* **WORK ITEM**
How many of the lines below hold the string "Clairvoyance"? Say only the number.

* **INPUT**

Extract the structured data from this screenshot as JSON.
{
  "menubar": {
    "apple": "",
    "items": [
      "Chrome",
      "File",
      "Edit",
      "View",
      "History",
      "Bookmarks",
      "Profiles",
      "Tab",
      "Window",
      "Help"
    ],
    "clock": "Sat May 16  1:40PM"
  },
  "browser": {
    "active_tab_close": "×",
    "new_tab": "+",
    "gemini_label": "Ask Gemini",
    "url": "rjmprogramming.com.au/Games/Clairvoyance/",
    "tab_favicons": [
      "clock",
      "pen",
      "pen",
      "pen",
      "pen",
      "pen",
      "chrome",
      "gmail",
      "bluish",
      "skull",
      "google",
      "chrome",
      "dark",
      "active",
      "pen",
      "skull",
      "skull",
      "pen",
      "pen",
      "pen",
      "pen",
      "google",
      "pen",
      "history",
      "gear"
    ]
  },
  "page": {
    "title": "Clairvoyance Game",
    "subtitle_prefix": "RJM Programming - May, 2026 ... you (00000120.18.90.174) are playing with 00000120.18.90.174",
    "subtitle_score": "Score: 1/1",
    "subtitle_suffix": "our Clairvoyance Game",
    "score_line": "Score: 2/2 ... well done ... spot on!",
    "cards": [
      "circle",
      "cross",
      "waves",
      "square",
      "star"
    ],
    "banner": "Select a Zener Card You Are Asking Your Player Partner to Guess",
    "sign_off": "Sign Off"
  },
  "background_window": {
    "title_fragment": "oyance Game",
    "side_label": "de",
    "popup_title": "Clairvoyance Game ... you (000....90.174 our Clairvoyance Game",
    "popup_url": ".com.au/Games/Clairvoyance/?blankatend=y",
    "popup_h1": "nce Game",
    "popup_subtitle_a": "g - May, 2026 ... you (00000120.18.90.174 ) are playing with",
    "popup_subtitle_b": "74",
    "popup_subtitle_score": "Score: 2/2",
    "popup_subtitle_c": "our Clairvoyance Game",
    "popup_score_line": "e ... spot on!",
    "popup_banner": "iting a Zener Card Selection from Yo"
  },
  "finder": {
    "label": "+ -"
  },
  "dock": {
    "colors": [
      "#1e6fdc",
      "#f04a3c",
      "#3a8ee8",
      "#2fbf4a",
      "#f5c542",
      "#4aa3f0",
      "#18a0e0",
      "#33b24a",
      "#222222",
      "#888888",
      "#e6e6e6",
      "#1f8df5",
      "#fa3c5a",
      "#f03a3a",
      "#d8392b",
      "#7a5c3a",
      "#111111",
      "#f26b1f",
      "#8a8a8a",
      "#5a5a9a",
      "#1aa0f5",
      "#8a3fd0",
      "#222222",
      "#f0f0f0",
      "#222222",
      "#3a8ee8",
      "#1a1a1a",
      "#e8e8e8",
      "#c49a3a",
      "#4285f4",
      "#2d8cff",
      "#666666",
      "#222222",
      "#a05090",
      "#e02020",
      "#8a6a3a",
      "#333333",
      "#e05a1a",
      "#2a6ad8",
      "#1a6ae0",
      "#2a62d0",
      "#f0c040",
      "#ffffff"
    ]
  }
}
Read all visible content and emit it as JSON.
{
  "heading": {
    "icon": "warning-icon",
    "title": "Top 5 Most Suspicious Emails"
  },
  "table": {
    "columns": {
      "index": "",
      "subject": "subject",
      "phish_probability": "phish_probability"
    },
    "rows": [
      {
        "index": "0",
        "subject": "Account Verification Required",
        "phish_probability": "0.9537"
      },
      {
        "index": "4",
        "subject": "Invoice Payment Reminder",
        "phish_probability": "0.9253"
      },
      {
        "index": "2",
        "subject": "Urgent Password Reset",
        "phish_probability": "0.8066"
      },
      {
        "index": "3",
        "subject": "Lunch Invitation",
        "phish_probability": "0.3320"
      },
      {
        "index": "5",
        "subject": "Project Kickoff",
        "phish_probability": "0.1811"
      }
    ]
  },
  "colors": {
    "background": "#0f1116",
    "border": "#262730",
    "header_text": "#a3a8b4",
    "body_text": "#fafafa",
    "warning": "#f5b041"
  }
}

* **RESPONSE TO THE EXERCISE**
6